- Background People affected with sickle cell disease (SCD) are at high risk of infection from Haemophilus influenzae type b (Hib). Before the implementation of Haemophilus influenzae type b conjugate vaccination in high‐income countries , this was responsible for a high mortality rate in children under five years of age . In African countries, where coverage of this vaccination is still extremely low, Hib remains one of the most common causes of bacteraemias in children with SCD. The increased uptake of this conjugate vaccination may substantially improve the survival of children with SCD. This is an update of a previously published Cochrane Review. Objectives The primary objective was to determine whether Hib conjugate vaccines reduce mortality and morbidity in children and adults with SCD. The secondary objectives were to assess the following in children and adults with SCD: the immunogenicity of Hib conjugate vaccines; the safety of these vaccines; and any variation in effect according to type of vaccine, mode of administration (separately or in combination with other vaccines), number of doses, and age at first dose. Search methods We searched the Cochrane Cystic Fibrosis and Genetic Disorders Group's Haemoglobinopathies Trials Register, compiled from electronic database searches and handsearching of journals and conference abstract books. We also searched trial registries (04 July 2018) and contacted relevant pharmaceutical companies to identify unpublished trials. Date of last search of the Cochrane Cystic Fibrosis and Genetic Disorders Group's Haemoglobinoapthies Trials Register: 18 December 2017. Selection criteria All randomised controlled trials (RCTs) and quasi‐RCTs comparing Hib conjugate vaccines with placebo or no treatment, or comparing different types of Hib conjugate vaccines in people with SCD. Data collection and analysis No trials of Hib conjugate vaccines in people with SCD were found. Main results There is an absence of evidence from RCTs relating to the subject of this review. Authors' conclusions There has been a dramatic decrease in the incidence of invasive Hib infections observed in the post‐vaccination era in people with SCD living in high‐income countries. Therefore, despite the absence of evidence from RCTs, it is expected that Hib conjugate vaccines may be useful in children affected with SCD, especially in African countries where there is a high prevalence of the disease. The implementation of childhood immunisation schedules, including universal Hib conjugate vaccination, may substantially improve the survival of children with SCD living in low‐income countries.
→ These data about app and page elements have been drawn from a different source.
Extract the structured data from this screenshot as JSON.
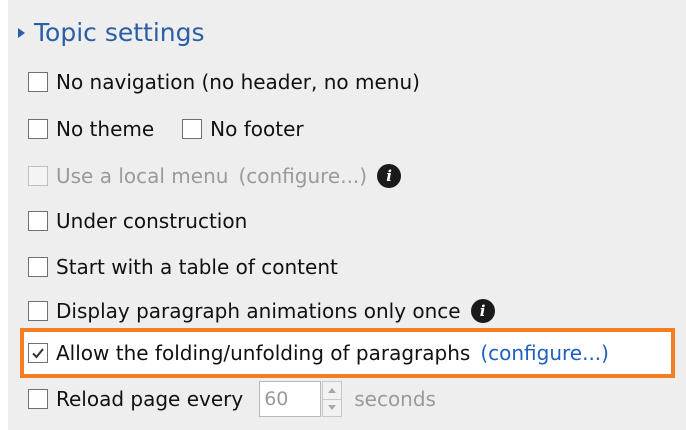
{
  "section": {
    "title": "Topic settings",
    "icon": "expand-triangle-icon"
  },
  "options": {
    "no_navigation": {
      "label": "No navigation (no header, no menu)",
      "checked": false
    },
    "no_theme": {
      "label": "No theme",
      "checked": false
    },
    "no_footer": {
      "label": "No footer",
      "checked": false
    },
    "local_menu": {
      "label": "Use a local menu",
      "link": "(configure...)",
      "checked": false,
      "enabled": false,
      "icon": "info-icon"
    },
    "under_construction": {
      "label": "Under construction",
      "checked": false
    },
    "table_of_content": {
      "label": "Start with a table of content",
      "checked": false
    },
    "animations_once": {
      "label": "Display paragraph animations only once",
      "checked": false,
      "icon": "info-icon"
    },
    "folding": {
      "label": "Allow the folding/unfolding of paragraphs",
      "link": "(configure...)",
      "checked": true
    },
    "reload": {
      "label": "Reload page every",
      "value": "60",
      "unit": "seconds",
      "checked": false
    }
  },
  "colors": {
    "title": "#2a5ea8",
    "link": "#2060c0",
    "highlight": "#f47d20",
    "disabled": "#9a9a9a",
    "background": "#eeeeee"
  }
}
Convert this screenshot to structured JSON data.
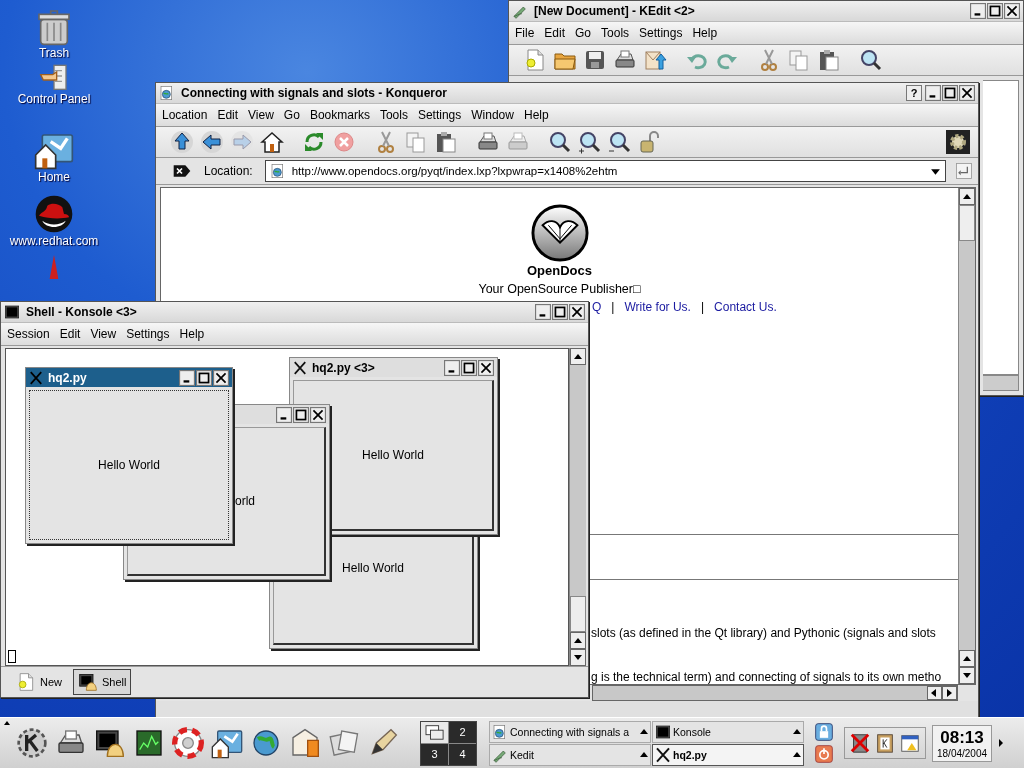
{
  "desktop_icons": [
    {
      "label": "Trash",
      "kind": "trash"
    },
    {
      "label": "Control Panel",
      "kind": "control"
    },
    {
      "label": "Home",
      "kind": "home"
    },
    {
      "label": "www.redhat.com",
      "kind": "redhat"
    },
    {
      "kind": "star"
    }
  ],
  "kedit": {
    "title": "[New Document] - KEdit <2>",
    "menu": [
      "File",
      "Edit",
      "Go",
      "Tools",
      "Settings",
      "Help"
    ]
  },
  "konqueror": {
    "title": "Connecting with signals and slots - Konqueror",
    "help_button": "?",
    "menu": [
      "Location",
      "Edit",
      "View",
      "Go",
      "Bookmarks",
      "Tools",
      "Settings",
      "Window",
      "Help"
    ],
    "location_label": "Location:",
    "url": "http://www.opendocs.org/pyqt/index.lxp?lxpwrap=x1408%2ehtm",
    "page": {
      "site_name": "OpenDocs",
      "tagline": "Your OpenSource Publisher□",
      "links": [
        "Q",
        "Write for Us.",
        "Contact Us."
      ],
      "separators": [
        "|",
        "|"
      ],
      "lines": [
        "slots (as defined in the Qt library) and Pythonic (signals and slots",
        "g is the technical term) and connecting of signals to its own metho"
      ]
    }
  },
  "konsole": {
    "title": "Shell - Konsole <3>",
    "menu": [
      "Session",
      "Edit",
      "View",
      "Settings",
      "Help"
    ],
    "windows": [
      {
        "title": "hq2.py",
        "text": "Hello World",
        "active": true
      },
      {
        "title": "hq2.py <3>",
        "text": "Hello World",
        "active": false
      },
      {
        "text": "orld",
        "active": false
      },
      {
        "text": "Hello World",
        "active": false
      }
    ],
    "new_button": "New",
    "tabs": [
      {
        "label": "Shell",
        "selected": true
      }
    ]
  },
  "taskbar": {
    "pager": [
      {
        "selected": true
      },
      {
        "label": "2",
        "selected": false
      },
      {
        "label": "3",
        "selected": false
      },
      {
        "label": "4",
        "selected": false
      }
    ],
    "tasks": [
      {
        "label": "Connecting with signals a",
        "kind": "browser",
        "selected": false
      },
      {
        "label": "Konsole",
        "kind": "terminal",
        "selected": false
      },
      {
        "label": "Kedit",
        "kind": "editor",
        "selected": false
      },
      {
        "label": "hq2.py",
        "kind": "x",
        "selected": true
      }
    ],
    "clock": {
      "time": "08:13",
      "date": "18/04/2004"
    }
  }
}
We currently lack data to evaluate the potential effect of Hib vaccination among unvaccinated adults with SCD. Further research should assess the optimal Hib immunisation schedule in children and adults with SCD. Plain language summary Vaccines for preventing severe Haemophilus influenzae type b (Hib) infections in people with sickle cell disease Review question We reviewed the available evidence from randomised controlled trials about how effective and safe Haemophilus influenzae type b (Hib) conjugate vaccines are for people with sickle cell disease (SCD). This is an update of a previously published Cochrane Review. Background People with SCD are at high risk of infection from Hib , which was responsible for a high death rate in children under five years of age before Hib conjugate vaccination was introduced in high‐income countries . In African countries, where coverage for this vaccination is extremely low, Hib remains one of the most common causes of bacteraemias (bacteria in the blood) in children with SCD. Another Cochrane Review on conjugate vaccines for preventing Hib infections in children under five years of age has shown that Hib conjugate vaccines were safe and effective but it did not specifically look at children with SCD, who have a high risk of this infection. Search date The evidence is current to: 18 December 2017. Study characteristics We did not find any randomised cont olled trials comparing Hib conjugate vaccines with placebo ('dummy' treatment) or no treatment in people with SCD. Key results and quality of the evidence There are no randomised controlled trials of this vaccine in people with SCD. However, there has been a dramatic decrease in the occurrence of severe Hib infections in children with SCD living in high‐income countries since the vaccination has been included in childhood immunisation schedules. Therefore, including universal Hib conjugate vaccination in low‐income countries may improve the survival of children with SCD. There is not enough data to allow us to assess the potential effect of Hib vaccination in unvaccinated adults with SCD. Future trials should assess the ideal Hib immunisation schedule in children and adults with SCD.
All age groups Efficacy/effectiveness Safety Administration Haemophilus influenzae type B